■ WORK TO COMPLETE: Line by line, print the records exactly as they are, dropping the pictures.

(Data about app and page elements)
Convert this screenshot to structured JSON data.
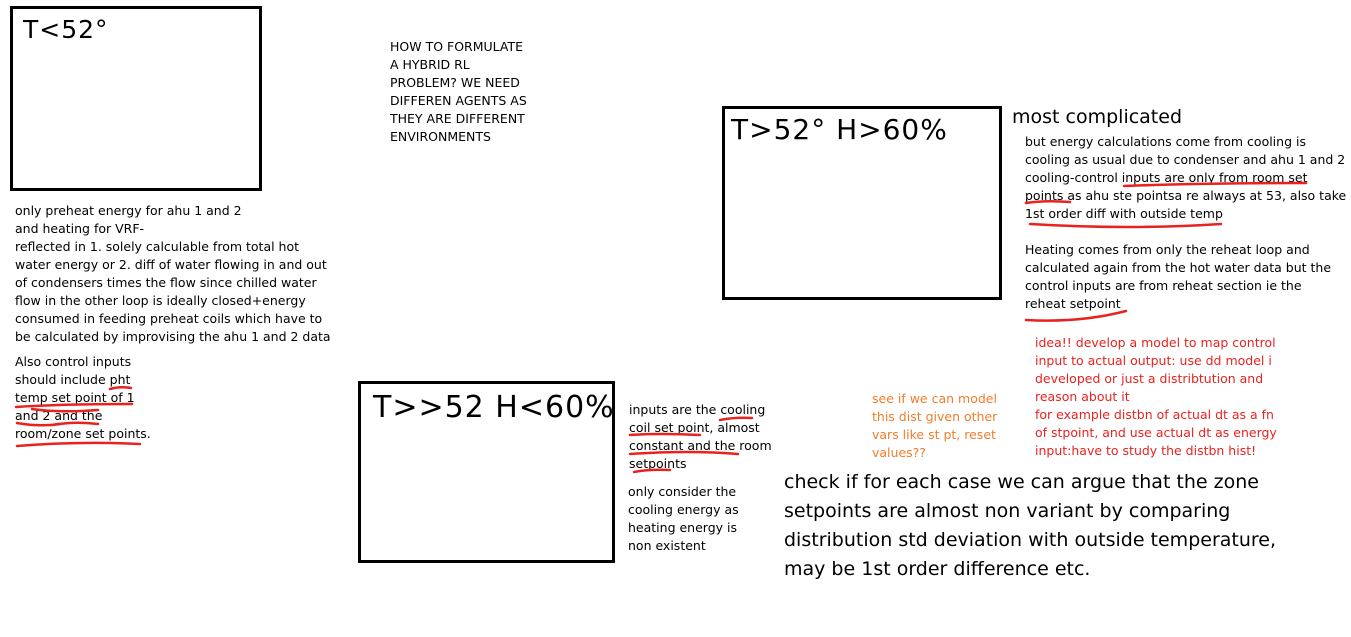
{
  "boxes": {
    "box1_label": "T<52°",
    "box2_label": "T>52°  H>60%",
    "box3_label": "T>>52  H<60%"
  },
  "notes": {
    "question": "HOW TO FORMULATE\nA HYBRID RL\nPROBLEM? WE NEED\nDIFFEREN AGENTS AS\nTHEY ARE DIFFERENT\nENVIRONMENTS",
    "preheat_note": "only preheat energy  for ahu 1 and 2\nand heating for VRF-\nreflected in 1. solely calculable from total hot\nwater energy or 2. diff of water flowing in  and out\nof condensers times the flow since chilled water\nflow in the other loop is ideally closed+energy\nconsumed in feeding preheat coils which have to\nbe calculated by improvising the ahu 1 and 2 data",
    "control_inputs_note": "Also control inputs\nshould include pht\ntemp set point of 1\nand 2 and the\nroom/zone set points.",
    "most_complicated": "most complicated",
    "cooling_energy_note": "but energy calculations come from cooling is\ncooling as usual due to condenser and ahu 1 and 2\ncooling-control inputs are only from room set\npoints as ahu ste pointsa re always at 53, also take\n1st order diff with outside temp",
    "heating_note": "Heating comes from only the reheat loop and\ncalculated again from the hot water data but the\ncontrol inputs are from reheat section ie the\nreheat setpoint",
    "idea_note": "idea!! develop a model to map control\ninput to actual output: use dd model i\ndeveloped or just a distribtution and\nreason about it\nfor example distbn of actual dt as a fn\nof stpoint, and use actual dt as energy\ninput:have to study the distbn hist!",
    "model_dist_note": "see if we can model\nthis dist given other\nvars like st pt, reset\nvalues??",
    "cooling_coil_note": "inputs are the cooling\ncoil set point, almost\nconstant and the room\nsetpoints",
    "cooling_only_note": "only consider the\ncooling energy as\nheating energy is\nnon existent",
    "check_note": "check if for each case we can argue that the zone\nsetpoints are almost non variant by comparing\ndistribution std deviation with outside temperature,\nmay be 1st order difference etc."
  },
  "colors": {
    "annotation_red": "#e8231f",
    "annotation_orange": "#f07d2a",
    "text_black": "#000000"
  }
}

■ WRITTEN REPLY:
Convert this screenshot to structured JSON data.
{
  "boxes": {
    "box1_label": "T<52°",
    "box2_label": "T>52°  H>60%",
    "box3_label": "T>>52  H<60%"
  },
  "notes": {
    "question": "HOW TO FORMULATE\nA HYBRID RL\nPROBLEM? WE NEED\nDIFFEREN AGENTS AS\nTHEY ARE DIFFERENT\nENVIRONMENTS",
    "preheat_note": "only preheat energy  for ahu 1 and 2\nand heating for VRF-\nreflected in 1. solely calculable from total hot\nwater energy or 2. diff of water flowing in  and out\nof condensers times the flow since chilled water\nflow in the other loop is ideally closed+energy\nconsumed in feeding preheat coils which have to\nbe calculated by improvising the ahu 1 and 2 data",
    "control_inputs_note": "Also control inputs\nshould include pht\ntemp set point of 1\nand 2 and the\nroom/zone set points.",
    "most_complicated": "most complicated",
    "cooling_energy_note": "but energy calculations come from cooling is\ncooling as usual due to condenser and ahu 1 and 2\ncooling-control inputs are only from room set\npoints as ahu ste pointsa re always at 53, also take\n1st order diff with outside temp",
    "heating_note": "Heating comes from only the reheat loop and\ncalculated again from the hot water data but the\ncontrol inputs are from reheat section ie the\nreheat setpoint",
    "idea_note": "idea!! develop a model to map control\ninput to actual output: use dd model i\ndeveloped or just a distribtution and\nreason about it\nfor example distbn of actual dt as a fn\nof stpoint, and use actual dt as energy\ninput:have to study the distbn hist!",
    "model_dist_note": "see if we can model\nthis dist given other\nvars like st pt, reset\nvalues??",
    "cooling_coil_note": "inputs are the cooling\ncoil set point, almost\nconstant and the room\nsetpoints",
    "cooling_only_note": "only consider the\ncooling energy as\nheating energy is\nnon existent",
    "check_note": "check if for each case we can argue that the zone\nsetpoints are almost non variant by comparing\ndistribution std deviation with outside temperature,\nmay be 1st order difference etc."
  },
  "colors": {
    "annotation_red": "#e8231f",
    "annotation_orange": "#f07d2a",
    "text_black": "#000000"
  }
}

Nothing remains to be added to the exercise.